A close friend reported a similar experience in a resort town in the Austrian Alps, ironically situated next to a village overrun with Muslim immigrants. The situation in France, where Jews were murdered because of their religion, has become so dire that even The New York Times ran an article in July detailing rampant anti-Semitism in Paris. One resident, wearing a Star of David, said, "They spit when I walked in the street."
In Britain, a total of 1,414 anti-Semitic incidents were recorded in 2017, the highest tally recorded by the Commu- nity Security Trust. This is not surprising, considering the leader of the Labour Party, Jeremy Corbyn, is a well-documented hater of Jews and Israel. He was recently condemned by the usually reticent former chief rabbi of the U.K., Rabbi Lord Jonathan Saks, as an anti-Semite who has backed "racists, terrorists and dealers of hate."

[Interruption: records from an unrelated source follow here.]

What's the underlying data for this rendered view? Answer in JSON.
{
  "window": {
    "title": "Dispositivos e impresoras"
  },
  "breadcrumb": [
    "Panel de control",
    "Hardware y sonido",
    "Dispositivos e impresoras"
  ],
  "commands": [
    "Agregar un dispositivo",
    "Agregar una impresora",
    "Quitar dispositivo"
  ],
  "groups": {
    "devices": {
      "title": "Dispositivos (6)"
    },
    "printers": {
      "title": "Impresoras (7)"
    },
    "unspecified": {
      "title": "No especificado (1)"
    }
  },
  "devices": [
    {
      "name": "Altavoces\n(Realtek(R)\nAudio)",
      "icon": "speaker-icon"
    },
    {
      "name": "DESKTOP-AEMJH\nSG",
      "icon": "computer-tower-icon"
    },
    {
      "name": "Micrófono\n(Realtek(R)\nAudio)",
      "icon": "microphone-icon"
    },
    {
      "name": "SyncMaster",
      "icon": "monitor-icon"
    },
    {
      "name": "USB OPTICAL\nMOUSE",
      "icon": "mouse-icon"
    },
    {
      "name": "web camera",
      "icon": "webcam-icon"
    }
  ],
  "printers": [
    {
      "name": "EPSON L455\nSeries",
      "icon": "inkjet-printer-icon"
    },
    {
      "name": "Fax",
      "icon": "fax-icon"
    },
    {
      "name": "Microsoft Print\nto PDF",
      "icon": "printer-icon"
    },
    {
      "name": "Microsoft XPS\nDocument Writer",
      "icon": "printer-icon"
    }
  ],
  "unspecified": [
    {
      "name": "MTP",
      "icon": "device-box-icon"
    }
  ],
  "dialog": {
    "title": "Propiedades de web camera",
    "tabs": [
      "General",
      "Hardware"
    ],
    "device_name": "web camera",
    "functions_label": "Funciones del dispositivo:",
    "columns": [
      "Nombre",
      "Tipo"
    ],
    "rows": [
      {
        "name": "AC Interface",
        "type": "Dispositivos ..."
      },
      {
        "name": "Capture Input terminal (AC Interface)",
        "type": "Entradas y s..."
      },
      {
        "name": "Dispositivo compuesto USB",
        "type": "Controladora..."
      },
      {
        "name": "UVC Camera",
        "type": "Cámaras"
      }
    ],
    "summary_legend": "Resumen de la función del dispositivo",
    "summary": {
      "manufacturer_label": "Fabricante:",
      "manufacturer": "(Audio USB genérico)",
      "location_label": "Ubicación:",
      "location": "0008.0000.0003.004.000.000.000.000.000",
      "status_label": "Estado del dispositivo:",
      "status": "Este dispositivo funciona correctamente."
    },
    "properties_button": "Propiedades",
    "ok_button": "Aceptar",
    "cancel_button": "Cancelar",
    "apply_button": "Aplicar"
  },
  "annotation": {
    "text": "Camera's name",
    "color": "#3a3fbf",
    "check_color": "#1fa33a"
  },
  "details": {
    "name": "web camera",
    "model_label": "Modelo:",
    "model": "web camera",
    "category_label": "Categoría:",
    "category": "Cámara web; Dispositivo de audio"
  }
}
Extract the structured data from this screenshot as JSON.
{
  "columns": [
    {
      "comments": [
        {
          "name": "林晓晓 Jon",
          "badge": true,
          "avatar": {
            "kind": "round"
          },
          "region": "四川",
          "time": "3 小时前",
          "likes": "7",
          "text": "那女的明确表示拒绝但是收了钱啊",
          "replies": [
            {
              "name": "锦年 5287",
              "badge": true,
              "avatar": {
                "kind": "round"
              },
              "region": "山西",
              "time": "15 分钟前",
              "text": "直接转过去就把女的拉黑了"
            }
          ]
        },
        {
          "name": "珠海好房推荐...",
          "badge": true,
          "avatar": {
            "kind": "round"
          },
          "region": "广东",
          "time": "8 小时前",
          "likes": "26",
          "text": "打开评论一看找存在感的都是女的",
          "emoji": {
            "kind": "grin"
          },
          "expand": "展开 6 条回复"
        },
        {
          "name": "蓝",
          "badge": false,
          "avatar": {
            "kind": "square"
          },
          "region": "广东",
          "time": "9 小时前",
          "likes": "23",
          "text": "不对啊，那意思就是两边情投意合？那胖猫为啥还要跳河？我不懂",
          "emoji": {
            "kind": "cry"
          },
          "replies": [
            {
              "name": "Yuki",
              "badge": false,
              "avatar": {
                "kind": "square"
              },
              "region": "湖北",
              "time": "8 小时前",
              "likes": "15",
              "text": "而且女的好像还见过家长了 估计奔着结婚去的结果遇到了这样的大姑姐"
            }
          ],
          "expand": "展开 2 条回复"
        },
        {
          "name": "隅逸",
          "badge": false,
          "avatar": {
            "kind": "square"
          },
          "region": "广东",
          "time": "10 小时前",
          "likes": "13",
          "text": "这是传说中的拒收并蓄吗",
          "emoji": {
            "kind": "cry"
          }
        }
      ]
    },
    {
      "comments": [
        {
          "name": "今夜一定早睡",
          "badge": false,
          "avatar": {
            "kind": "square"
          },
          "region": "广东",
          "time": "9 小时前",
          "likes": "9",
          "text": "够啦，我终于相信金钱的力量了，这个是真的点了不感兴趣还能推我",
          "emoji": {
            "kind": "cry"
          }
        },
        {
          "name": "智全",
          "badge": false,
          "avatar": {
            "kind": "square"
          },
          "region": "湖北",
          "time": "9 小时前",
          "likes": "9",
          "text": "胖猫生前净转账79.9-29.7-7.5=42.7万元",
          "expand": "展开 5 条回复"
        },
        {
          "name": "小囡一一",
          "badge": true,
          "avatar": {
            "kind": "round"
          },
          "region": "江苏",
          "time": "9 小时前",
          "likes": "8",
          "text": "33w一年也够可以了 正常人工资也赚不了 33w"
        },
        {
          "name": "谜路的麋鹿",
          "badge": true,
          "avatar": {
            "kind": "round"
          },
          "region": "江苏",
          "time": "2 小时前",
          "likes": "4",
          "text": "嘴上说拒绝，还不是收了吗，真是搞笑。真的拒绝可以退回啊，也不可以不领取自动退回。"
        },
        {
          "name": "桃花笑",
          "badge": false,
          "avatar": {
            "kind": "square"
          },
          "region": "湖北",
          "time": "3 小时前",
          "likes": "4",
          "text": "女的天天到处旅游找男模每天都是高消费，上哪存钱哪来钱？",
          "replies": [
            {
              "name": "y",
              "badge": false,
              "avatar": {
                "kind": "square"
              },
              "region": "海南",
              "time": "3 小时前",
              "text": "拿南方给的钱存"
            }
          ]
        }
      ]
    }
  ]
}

If, as Mahatma Gandhi said, "A nation's greatness is measured by how it treats its weakest members," then perhaps President Trump truly has made America great again. Trump staunchly champions the beleaguered Jewish state, and by extension the Jews, in so fierce a way as to act as a foil to European leaders' mere lip-service against anti-Zionism and anti-Semitism. Europe's embrace of Muslim immigrants and its reluctance to stand up for its weakest members — Jewish citizens — contrasts with its American counterpart and high- lights Trump's head-on collision with anti-Israel bias in Middle East diplomacy.
In a year and a half, President Trump scrapped the Iran deal while Europeans still seek to resuscitate it, recognized Yerushalayim as Israel's capital despite European protest, withdrew from UNESCO over "anti-Israel bias" while Europe stays entrenched, slashed the entire U.S. aid budget to UNRWA, which Germany in turn pledged to increase, and now seeks to eliminate refugee status for descendants of Palestinian refu- gees. Over Rosh Hashanah, the Trump administration ordered the closure of the PLO office in Washington, and John Bolton, Trump's national security advisor, slammed the International Criminal Court, vowing that "we will not allow the ICC, or any other organization, to constrain Israel's right to self-defense." And who can forget when Trump commuted the sentence of Sholom Rubashkin, the quintessential target of anti-Jewish prejudice.
All these Trump policies have deepened schisms between Europe and the U.S., and perhaps between Europeans and Americans — at least those who support Trump. This under- scores the urgency to continue supporting Trump, especially in the upcoming mid-term elections. Democratic candidates, from Michigan to New York to Minnesota who espouse virulent anti-Israel and anti-Jewish views, are riding high in a progressive wave that is every bit as threatening as the anti-Israel and anti-Jewish sentiment now ingrained in Europe.
Halting that wave means halting the hatred that comes with it and protecting this country's true weakest members. I, for one, want to ensure that I can continue going upstate without ever feeling "persecuted."